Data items
● ● ● ● ● ● ●

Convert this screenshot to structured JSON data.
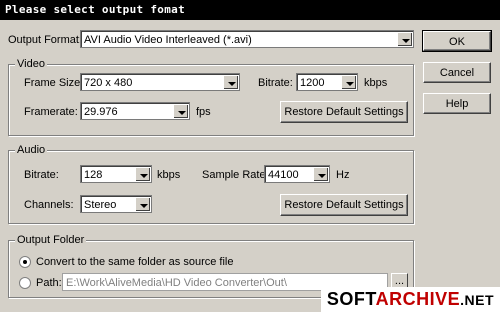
{
  "window": {
    "title": "Please select output fomat"
  },
  "output_format": {
    "label": "Output Format:",
    "value": "AVI Audio Video Interleaved (*.avi)"
  },
  "video": {
    "group_label": "Video",
    "frame_size_label": "Frame Size:",
    "frame_size_value": "720 x 480",
    "bitrate_label": "Bitrate:",
    "bitrate_value": "1200",
    "bitrate_unit": "kbps",
    "framerate_label": "Framerate:",
    "framerate_value": "29.976",
    "framerate_unit": "fps",
    "restore_label": "Restore Default Settings"
  },
  "audio": {
    "group_label": "Audio",
    "bitrate_label": "Bitrate:",
    "bitrate_value": "128",
    "bitrate_unit": "kbps",
    "sample_rate_label": "Sample Rate:",
    "sample_rate_value": "44100",
    "sample_rate_unit": "Hz",
    "channels_label": "Channels:",
    "channels_value": "Stereo",
    "restore_label": "Restore Default Settings"
  },
  "output_folder": {
    "group_label": "Output Folder",
    "same_folder_label": "Convert to the same folder as source file",
    "path_label": "Path:",
    "path_value": "E:\\Work\\AliveMedia\\HD Video Converter\\Out\\",
    "browse_label": "..."
  },
  "buttons": {
    "ok": "OK",
    "cancel": "Cancel",
    "help": "Help"
  },
  "watermark": {
    "part1": "SOFT",
    "part2": "ARCHIVE",
    "part3": ".NET"
  }
}
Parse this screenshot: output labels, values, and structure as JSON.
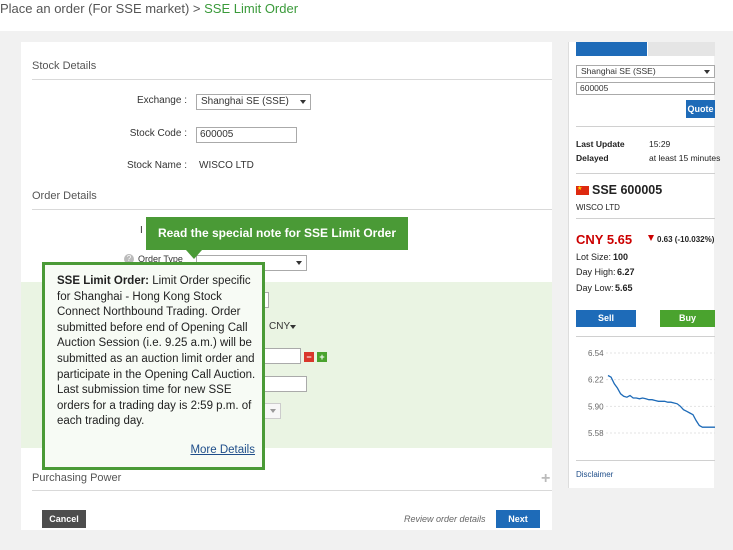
{
  "breadcrumb": {
    "part1": "Place an order (For SSE market)",
    "sep": ">",
    "part2": "SSE Limit Order"
  },
  "stock_details": {
    "header": "Stock Details",
    "exchange_label": "Exchange :",
    "exchange_value": "Shanghai SE (SSE)",
    "code_label": "Stock Code :",
    "code_value": "600005",
    "name_label": "Stock Name :",
    "name_value": "WISCO LTD"
  },
  "order_details": {
    "header": "Order Details",
    "order_type_label": "Order Type",
    "currency_value": "CNY"
  },
  "tooltip": {
    "text": "Read the special note for SSE Limit Order"
  },
  "popup": {
    "title": "SSE Limit Order:",
    "body": "Limit Order specific for Shanghai - Hong Kong Stock Connect Northbound Trading. Order submitted before end of Opening Call Auction Session (i.e. 9.25 a.m.) will be submitted as an auction limit order and participate in the Opening Call Auction. Last submission time for new SSE orders for a trading day is 2:59 p.m. of each trading day.",
    "more_link": "More Details"
  },
  "purchasing_power": {
    "label": "Purchasing Power",
    "plus": "+"
  },
  "footer": {
    "cancel": "Cancel",
    "review": "Review order details",
    "next": "Next"
  },
  "sidebar": {
    "exchange_value": "Shanghai SE (SSE)",
    "code_value": "600005",
    "quote_button": "Quote",
    "last_update_label": "Last Update",
    "last_update_value": "15:29",
    "delayed_label": "Delayed",
    "delayed_value": "at least 15 minutes",
    "stock_title": "SSE 600005",
    "stock_name": "WISCO LTD",
    "price": "CNY 5.65",
    "change": "0.63 (-10.032%)",
    "lot_size": "Lot Size:",
    "lot_size_value": "100",
    "day_high": "Day High:",
    "day_high_value": "6.27",
    "day_low": "Day Low:",
    "day_low_value": "5.65",
    "sell": "Sell",
    "buy": "Buy",
    "disclaimer": "Disclaimer",
    "colors": {
      "price": "#cc0000",
      "sell": "#1e6bb8",
      "buy": "#4aa32e",
      "quote": "#1e6bb8",
      "line": "#1e6bb8"
    }
  },
  "chart_data": {
    "type": "line",
    "yticks": [
      "6.54",
      "6.22",
      "5.90",
      "5.58"
    ],
    "ylim": [
      5.58,
      6.54
    ],
    "values": [
      6.27,
      6.25,
      6.17,
      6.12,
      6.05,
      6.02,
      6.01,
      6.03,
      6.0,
      6.0,
      5.99,
      6.0,
      5.99,
      5.98,
      5.98,
      5.97,
      5.96,
      5.96,
      5.96,
      5.95,
      5.95,
      5.94,
      5.93,
      5.9,
      5.86,
      5.84,
      5.82,
      5.8,
      5.73,
      5.67,
      5.65,
      5.65,
      5.65,
      5.65,
      5.65
    ]
  }
}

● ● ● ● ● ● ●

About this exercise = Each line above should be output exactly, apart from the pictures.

Expected answer =
Convert this screenshot to structured JSON data.
{
  "window": {
    "title": "Please select output fomat"
  },
  "output_format": {
    "label": "Output Format:",
    "value": "AVI Audio Video Interleaved (*.avi)"
  },
  "video": {
    "group_label": "Video",
    "frame_size_label": "Frame Size:",
    "frame_size_value": "720 x 480",
    "bitrate_label": "Bitrate:",
    "bitrate_value": "1200",
    "bitrate_unit": "kbps",
    "framerate_label": "Framerate:",
    "framerate_value": "29.976",
    "framerate_unit": "fps",
    "restore_label": "Restore Default Settings"
  },
  "audio": {
    "group_label": "Audio",
    "bitrate_label": "Bitrate:",
    "bitrate_value": "128",
    "bitrate_unit": "kbps",
    "sample_rate_label": "Sample Rate:",
    "sample_rate_value": "44100",
    "sample_rate_unit": "Hz",
    "channels_label": "Channels:",
    "channels_value": "Stereo",
    "restore_label": "Restore Default Settings"
  },
  "output_folder": {
    "group_label": "Output Folder",
    "same_folder_label": "Convert to the same folder as source file",
    "path_label": "Path:",
    "path_value": "E:\\Work\\AliveMedia\\HD Video Converter\\Out\\",
    "browse_label": "..."
  },
  "buttons": {
    "ok": "OK",
    "cancel": "Cancel",
    "help": "Help"
  },
  "watermark": {
    "part1": "SOFT",
    "part2": "ARCHIVE",
    "part3": ".NET"
  }
}
Parse this screenshot: output labels, values, and structure as JSON.
{
  "breadcrumb": {
    "part1": "Place an order (For SSE market)",
    "sep": ">",
    "part2": "SSE Limit Order"
  },
  "stock_details": {
    "header": "Stock Details",
    "exchange_label": "Exchange :",
    "exchange_value": "Shanghai SE (SSE)",
    "code_label": "Stock Code :",
    "code_value": "600005",
    "name_label": "Stock Name :",
    "name_value": "WISCO LTD"
  },
  "order_details": {
    "header": "Order Details",
    "order_type_label": "Order Type",
    "currency_value": "CNY"
  },
  "tooltip": {
    "text": "Read the special note for SSE Limit Order"
  },
  "popup": {
    "title": "SSE Limit Order:",
    "body": "Limit Order specific for Shanghai - Hong Kong Stock Connect Northbound Trading. Order submitted before end of Opening Call Auction Session (i.e. 9.25 a.m.) will be submitted as an auction limit order and participate in the Opening Call Auction. Last submission time for new SSE orders for a trading day is 2:59 p.m. of each trading day.",
    "more_link": "More Details"
  },
  "purchasing_power": {
    "label": "Purchasing Power",
    "plus": "+"
  },
  "footer": {
    "cancel": "Cancel",
    "review": "Review order details",
    "next": "Next"
  },
  "sidebar": {
    "exchange_value": "Shanghai SE (SSE)",
    "code_value": "600005",
    "quote_button": "Quote",
    "last_update_label": "Last Update",
    "last_update_value": "15:29",
    "delayed_label": "Delayed",
    "delayed_value": "at least 15 minutes",
    "stock_title": "SSE 600005",
    "stock_name": "WISCO LTD",
    "price": "CNY 5.65",
    "change": "0.63 (-10.032%)",
    "lot_size": "Lot Size:",
    "lot_size_value": "100",
    "day_high": "Day High:",
    "day_high_value": "6.27",
    "day_low": "Day Low:",
    "day_low_value": "5.65",
    "sell": "Sell",
    "buy": "Buy",
    "disclaimer": "Disclaimer",
    "colors": {
      "price": "#cc0000",
      "sell": "#1e6bb8",
      "buy": "#4aa32e",
      "quote": "#1e6bb8",
      "line": "#1e6bb8"
    }
  },
  "chart_data": {
    "type": "line",
    "yticks": [
      "6.54",
      "6.22",
      "5.90",
      "5.58"
    ],
    "ylim": [
      5.58,
      6.54
    ],
    "values": [
      6.27,
      6.25,
      6.17,
      6.12,
      6.05,
      6.02,
      6.01,
      6.03,
      6.0,
      6.0,
      5.99,
      6.0,
      5.99,
      5.98,
      5.98,
      5.97,
      5.96,
      5.96,
      5.96,
      5.95,
      5.95,
      5.94,
      5.93,
      5.9,
      5.86,
      5.84,
      5.82,
      5.8,
      5.73,
      5.67,
      5.65,
      5.65,
      5.65,
      5.65,
      5.65
    ]
  }
}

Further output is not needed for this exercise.